Star Spangled #31 (April 1944) “Questions, Please” page 6, art by unidentified artist
The next issue of Star Spangled Comics had a very different Newsboy Legion story. No clear sign of Simon and Kirby here, neither in the splash or the story art. Nor is this the same artist that produced the story art from “The Lady of Linden Lane” I must admit that I have slighted this artist in the past. His more “cartoony” approach gives the impression that he could be considered an “anti-Simon & Kirby”. But it would be a mistake to dismiss this artist. Put aside any comparisons to Joe and Jack and I am sure the reader will see this is a rather interesting and talented artist. Sure his faces and figures are exaggerated but they are full of life. He makes good use of varying the point of view. He seems to purposely distort background scenery giving it an almost cubist look. This artist may be rather bizarre but he is definitely not boring. I will cover this artist in more detail in the next chapter of this serial post.

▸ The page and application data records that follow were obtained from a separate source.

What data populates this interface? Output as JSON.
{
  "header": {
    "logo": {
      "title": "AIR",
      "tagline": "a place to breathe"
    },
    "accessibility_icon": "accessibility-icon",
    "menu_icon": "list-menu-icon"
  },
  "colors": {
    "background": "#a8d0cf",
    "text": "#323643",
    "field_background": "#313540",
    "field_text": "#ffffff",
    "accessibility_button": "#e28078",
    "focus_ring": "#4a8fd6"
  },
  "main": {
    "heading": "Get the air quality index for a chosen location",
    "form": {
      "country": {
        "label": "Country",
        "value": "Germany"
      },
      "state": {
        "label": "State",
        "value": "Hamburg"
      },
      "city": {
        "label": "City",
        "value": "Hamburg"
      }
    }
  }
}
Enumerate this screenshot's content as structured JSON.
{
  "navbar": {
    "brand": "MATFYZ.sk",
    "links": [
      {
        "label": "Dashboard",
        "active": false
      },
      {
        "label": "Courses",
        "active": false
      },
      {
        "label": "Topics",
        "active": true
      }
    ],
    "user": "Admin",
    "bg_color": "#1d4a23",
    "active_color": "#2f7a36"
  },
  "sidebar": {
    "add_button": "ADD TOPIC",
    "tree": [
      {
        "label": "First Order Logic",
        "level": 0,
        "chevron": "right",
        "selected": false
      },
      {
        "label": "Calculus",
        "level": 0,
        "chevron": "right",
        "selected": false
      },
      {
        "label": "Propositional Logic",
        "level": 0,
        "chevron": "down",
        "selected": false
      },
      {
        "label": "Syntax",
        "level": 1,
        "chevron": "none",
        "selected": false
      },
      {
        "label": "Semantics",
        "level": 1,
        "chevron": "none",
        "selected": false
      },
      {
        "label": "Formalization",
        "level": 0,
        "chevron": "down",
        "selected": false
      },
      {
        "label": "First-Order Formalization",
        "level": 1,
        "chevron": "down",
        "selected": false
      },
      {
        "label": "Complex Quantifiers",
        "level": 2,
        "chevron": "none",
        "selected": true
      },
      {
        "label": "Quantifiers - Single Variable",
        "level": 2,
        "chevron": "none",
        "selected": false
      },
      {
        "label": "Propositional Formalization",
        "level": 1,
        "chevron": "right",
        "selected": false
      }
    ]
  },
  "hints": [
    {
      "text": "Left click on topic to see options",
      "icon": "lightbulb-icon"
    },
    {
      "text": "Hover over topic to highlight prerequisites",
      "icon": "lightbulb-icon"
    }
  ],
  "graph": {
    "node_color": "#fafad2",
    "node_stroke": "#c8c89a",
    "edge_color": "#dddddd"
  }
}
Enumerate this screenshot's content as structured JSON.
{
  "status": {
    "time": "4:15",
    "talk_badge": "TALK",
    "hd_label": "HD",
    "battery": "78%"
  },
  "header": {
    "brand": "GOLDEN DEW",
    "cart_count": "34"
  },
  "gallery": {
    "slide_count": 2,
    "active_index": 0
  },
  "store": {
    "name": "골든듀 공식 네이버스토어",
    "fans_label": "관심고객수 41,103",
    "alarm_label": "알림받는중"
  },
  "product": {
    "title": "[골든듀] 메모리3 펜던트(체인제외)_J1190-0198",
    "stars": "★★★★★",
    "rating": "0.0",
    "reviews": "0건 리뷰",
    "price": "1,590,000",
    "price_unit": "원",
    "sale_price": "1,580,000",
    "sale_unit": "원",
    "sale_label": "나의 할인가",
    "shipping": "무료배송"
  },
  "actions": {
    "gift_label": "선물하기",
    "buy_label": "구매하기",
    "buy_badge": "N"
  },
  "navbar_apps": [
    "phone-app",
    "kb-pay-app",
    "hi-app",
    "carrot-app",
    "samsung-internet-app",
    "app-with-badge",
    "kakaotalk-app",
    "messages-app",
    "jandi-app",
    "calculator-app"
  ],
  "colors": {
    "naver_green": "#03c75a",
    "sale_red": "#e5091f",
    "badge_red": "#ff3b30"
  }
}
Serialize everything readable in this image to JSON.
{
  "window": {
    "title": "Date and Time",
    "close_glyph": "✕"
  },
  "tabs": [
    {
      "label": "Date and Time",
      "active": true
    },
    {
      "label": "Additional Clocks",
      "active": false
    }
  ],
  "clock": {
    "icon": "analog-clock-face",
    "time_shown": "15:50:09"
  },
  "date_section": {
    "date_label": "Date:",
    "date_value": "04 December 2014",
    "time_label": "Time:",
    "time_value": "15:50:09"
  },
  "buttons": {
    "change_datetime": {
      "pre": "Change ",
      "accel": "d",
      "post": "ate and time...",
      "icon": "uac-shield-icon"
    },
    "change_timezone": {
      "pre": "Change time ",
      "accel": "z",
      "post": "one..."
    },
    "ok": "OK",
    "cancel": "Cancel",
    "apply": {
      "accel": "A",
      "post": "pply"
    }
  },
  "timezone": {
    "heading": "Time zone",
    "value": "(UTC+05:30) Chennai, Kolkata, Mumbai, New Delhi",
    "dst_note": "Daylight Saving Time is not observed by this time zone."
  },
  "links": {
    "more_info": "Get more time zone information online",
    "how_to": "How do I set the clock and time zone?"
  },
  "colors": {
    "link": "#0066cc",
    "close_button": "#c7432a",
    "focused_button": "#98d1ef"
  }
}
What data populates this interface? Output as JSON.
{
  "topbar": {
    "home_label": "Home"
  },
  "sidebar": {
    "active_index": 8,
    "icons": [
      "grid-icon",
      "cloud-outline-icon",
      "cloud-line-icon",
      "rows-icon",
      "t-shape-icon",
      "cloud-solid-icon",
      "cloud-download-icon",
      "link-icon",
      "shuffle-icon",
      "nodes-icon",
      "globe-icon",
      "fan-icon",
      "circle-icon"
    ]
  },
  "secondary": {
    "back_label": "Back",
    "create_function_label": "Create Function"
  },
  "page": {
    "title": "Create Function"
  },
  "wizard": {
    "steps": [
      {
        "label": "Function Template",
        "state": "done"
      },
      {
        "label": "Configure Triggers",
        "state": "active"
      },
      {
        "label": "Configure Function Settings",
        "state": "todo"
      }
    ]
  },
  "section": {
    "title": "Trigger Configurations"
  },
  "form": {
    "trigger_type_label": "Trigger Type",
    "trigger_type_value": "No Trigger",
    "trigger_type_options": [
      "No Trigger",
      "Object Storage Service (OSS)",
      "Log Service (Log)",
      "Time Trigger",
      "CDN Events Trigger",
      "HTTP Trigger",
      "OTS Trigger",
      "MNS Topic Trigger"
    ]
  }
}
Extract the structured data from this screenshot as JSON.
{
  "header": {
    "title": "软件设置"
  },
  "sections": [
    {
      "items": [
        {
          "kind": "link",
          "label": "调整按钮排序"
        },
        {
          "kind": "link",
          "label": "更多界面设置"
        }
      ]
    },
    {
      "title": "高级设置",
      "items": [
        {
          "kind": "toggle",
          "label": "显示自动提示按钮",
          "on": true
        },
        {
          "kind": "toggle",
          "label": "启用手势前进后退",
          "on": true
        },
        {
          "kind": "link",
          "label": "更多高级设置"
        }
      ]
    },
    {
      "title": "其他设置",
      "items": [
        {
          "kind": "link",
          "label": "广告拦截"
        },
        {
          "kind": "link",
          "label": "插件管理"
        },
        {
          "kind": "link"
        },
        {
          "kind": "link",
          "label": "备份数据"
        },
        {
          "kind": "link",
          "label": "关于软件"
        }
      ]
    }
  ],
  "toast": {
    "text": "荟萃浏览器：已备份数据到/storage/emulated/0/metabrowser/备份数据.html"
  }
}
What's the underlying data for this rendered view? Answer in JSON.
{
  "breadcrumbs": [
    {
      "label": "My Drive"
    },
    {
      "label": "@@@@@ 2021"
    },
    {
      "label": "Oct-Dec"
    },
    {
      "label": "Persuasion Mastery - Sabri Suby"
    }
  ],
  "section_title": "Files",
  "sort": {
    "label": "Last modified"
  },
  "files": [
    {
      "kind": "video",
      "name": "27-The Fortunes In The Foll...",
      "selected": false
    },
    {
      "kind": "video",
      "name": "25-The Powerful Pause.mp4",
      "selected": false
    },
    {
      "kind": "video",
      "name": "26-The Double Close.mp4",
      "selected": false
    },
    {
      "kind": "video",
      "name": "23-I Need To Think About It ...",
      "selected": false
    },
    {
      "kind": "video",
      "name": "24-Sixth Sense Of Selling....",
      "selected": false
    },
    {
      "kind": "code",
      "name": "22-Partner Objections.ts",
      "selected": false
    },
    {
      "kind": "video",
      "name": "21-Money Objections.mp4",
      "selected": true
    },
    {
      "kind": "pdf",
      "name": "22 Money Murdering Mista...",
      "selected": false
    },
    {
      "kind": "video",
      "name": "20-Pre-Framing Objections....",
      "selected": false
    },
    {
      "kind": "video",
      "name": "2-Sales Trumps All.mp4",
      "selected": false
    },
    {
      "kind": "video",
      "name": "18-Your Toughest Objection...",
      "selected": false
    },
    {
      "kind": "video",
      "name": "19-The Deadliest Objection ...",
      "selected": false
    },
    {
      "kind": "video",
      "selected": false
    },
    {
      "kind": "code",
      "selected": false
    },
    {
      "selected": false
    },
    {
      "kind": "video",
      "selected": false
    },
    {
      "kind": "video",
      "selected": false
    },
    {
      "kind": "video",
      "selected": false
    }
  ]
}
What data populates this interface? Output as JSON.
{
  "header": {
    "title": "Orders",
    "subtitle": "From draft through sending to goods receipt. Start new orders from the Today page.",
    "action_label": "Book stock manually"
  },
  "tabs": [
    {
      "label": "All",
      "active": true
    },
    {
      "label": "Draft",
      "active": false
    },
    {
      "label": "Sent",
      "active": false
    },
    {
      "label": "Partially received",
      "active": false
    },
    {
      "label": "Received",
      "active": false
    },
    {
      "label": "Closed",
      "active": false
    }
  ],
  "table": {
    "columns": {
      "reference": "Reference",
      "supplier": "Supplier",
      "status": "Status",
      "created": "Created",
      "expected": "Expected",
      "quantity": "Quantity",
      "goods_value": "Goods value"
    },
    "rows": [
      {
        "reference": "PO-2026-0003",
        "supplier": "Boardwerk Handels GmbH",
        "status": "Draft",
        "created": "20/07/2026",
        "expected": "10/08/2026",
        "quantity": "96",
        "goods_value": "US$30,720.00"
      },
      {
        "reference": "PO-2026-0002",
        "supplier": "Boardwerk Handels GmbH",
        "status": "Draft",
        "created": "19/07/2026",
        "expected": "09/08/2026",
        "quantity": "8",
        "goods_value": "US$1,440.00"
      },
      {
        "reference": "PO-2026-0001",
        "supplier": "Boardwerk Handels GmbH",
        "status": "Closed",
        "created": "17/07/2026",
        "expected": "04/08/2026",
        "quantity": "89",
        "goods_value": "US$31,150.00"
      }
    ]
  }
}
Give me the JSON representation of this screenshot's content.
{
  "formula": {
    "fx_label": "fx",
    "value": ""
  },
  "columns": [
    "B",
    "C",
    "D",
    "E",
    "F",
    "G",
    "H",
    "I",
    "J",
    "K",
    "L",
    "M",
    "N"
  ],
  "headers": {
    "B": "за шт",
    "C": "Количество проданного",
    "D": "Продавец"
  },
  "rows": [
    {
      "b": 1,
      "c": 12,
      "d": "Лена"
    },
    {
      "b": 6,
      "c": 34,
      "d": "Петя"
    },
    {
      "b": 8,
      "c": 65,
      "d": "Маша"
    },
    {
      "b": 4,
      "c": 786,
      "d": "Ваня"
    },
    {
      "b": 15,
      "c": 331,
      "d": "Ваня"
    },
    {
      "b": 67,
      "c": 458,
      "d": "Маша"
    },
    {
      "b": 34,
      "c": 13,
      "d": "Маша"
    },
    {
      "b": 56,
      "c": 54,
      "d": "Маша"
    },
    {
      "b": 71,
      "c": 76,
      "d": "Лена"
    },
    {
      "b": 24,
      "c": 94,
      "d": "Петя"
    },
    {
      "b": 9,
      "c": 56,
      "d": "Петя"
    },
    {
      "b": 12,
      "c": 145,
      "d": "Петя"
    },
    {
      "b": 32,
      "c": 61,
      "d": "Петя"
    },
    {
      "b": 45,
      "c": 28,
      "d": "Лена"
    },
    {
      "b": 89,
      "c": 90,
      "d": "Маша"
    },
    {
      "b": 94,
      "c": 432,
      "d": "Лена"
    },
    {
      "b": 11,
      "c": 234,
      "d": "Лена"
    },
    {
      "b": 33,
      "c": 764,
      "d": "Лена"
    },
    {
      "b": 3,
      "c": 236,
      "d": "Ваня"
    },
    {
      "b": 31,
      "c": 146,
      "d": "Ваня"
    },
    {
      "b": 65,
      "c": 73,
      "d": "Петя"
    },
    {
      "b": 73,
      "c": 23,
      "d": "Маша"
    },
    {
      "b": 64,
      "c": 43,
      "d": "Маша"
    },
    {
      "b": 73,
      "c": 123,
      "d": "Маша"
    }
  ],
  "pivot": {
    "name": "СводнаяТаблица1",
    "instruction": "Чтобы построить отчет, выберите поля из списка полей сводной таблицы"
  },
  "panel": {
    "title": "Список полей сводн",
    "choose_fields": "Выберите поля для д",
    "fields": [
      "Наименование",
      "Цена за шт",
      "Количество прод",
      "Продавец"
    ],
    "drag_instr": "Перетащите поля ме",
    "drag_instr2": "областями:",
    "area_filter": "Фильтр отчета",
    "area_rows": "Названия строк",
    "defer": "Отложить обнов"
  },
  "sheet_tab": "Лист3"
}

But who is this artist? In the past I, and at least some others, have thought this was Gil Kane. Now I attributing “The Lady of Linden Lane” to Gil Kane but is there any other reason to reject Kane as the replacement artist for “Questions, Please” and other Newsboy Legion stories? Actually there is. Gil Kane went into the army shortly after his 18th birthday and he spent 19 months in service. Since he was born on April 6, 1926 that would mean he was in the army sometime about April or May 1944. However, as we will see in the next chapter, this replacement artist would provide work up to Star Spangled #49 (October 1945). This is well into the time that Kane was doing military service. Unlike Simon and Kirby, I doubt that DC would consider the replacement artist important enough to provide an inventory of works to use while he was gone. So it can be said with good confidence that Gil Kane was not the primary Simon and Kirby replacement artist.
But what about Joe Simon’s suggestion of the Cazeneuve brothers? I prefer to put off trying to answer that question until the next chapter where I will review more of the primary replacement artist’s Newsboy Legion work.